There is a variety of tools you can use to locate possible instruments (surveys, questionnaires, scales, interview questions, etc.) for data collection. Some of these tools include research journal articles, dissertations, data collection repositories, databases, and books. Instruments that are mentioned in the Methods section of research articles are sometimes added as an appendix at the end of the article. Other times, you may have to contact the author of the article to find out if they will share a copy of the instrument with you. NOTE: Make sure to also ask for permission to adapt the instrument, as necessary, to fit your specific research needs.
If your project or assignment requires that you find a simple assessment instrument, survey, or evaluation tool, Measures for Clinical Practice and Research (see below) are a great resource. The assessment appears in full in these volumes.
A literature review is an overview of the scholarly literature (books, journal articles) on a given topic.
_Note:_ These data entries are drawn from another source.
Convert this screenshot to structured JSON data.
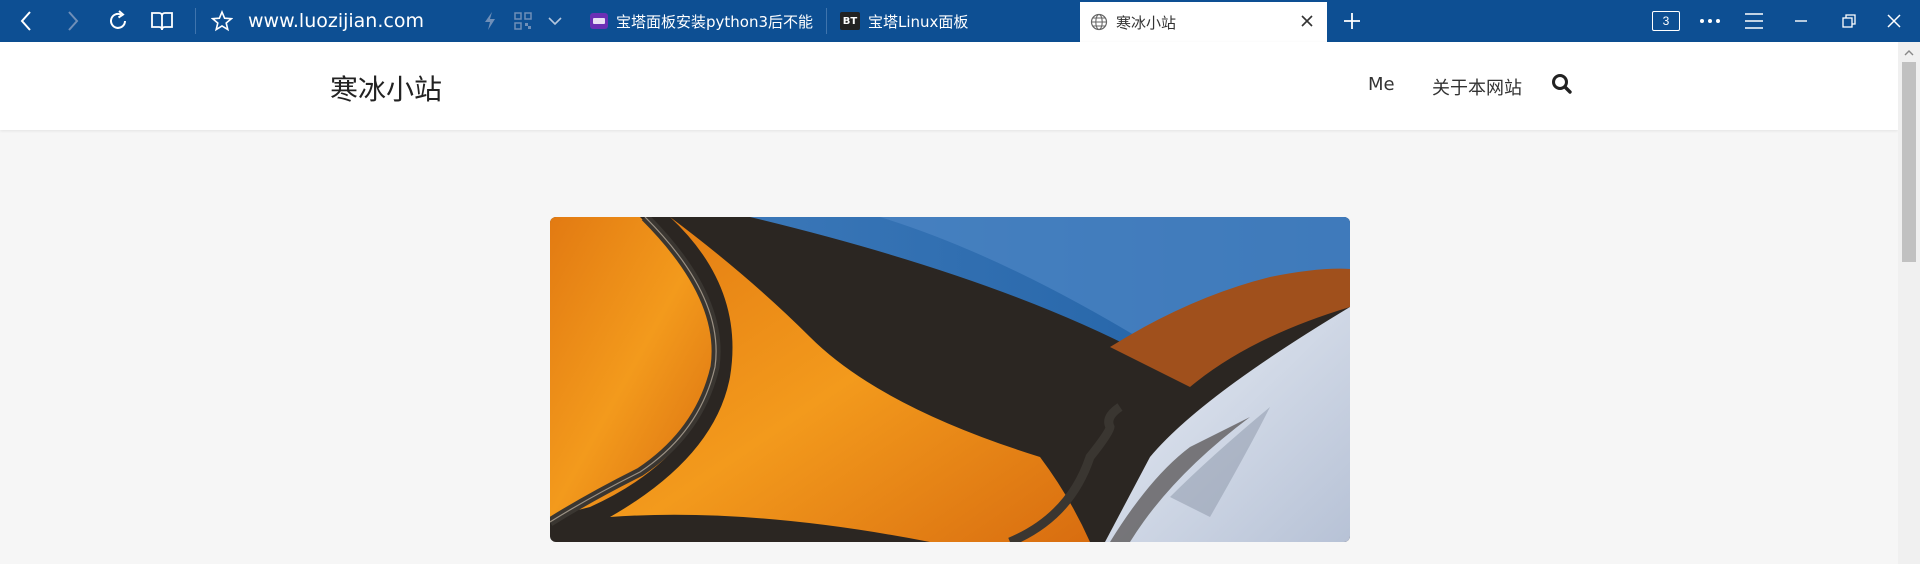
{
  "browser": {
    "url": "www.luozijian.com",
    "tabs": [
      {
        "title": "宝塔面板安装python3后不能",
        "favicon": "baota-purple-icon"
      },
      {
        "title": "宝塔Linux面板",
        "favicon_text": "BT"
      },
      {
        "title": "寒冰小站",
        "favicon": "globe-icon",
        "active": true
      }
    ],
    "tab_count": "3",
    "colors": {
      "chrome": "#0d4f93",
      "active_tab": "#ffffff"
    }
  },
  "site": {
    "title": "寒冰小站",
    "nav": [
      "Me",
      "关于本网站"
    ]
  },
  "hero": {
    "description": "orange desert road mountain snow"
  }
}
This part of your dissertation or thesis provides the reader with a sense that you have done a thorough survey of the literature to identify the key ideas and concepts central to your topic. The literature review is a mix of summary and critique. The following resources will help you navigate the process of developing a literature review.
There is a process by which the literature review is completed. The elements of the process include: 1) pre-search, 2) research, 3) writing, and 4) refining.
The pre-search process helps you get an idea of possible topics to explore.
The writing process comes when you have collected the sources you have identified as being central to your thesis/hypothesis. This gives you time to read and re-read the sources to gain a deeper understanding of the content and how it applies to your thesis.
The refining process comes after you have written your draft and have read (or have had someone else read) your draft. This provides you with the opportunity to clarify your thesis and/or locate additional sources to help provide the foundation for your thesis.
The following three videos provide an overview of the literature review process. The second video addresses some common misconceptions and errors to avoid.
Zotero is a free, web-based citation management system. It will allow you to sync between devices, and to coordinate with your primary web browser so that you can add citations for sources from a variety of locations. The video playlist below will walk you through the download, installation, setup, and use of Zotero.
If you have questions about using Zotero, or getting Zotero to work on your device, please contact a librarian.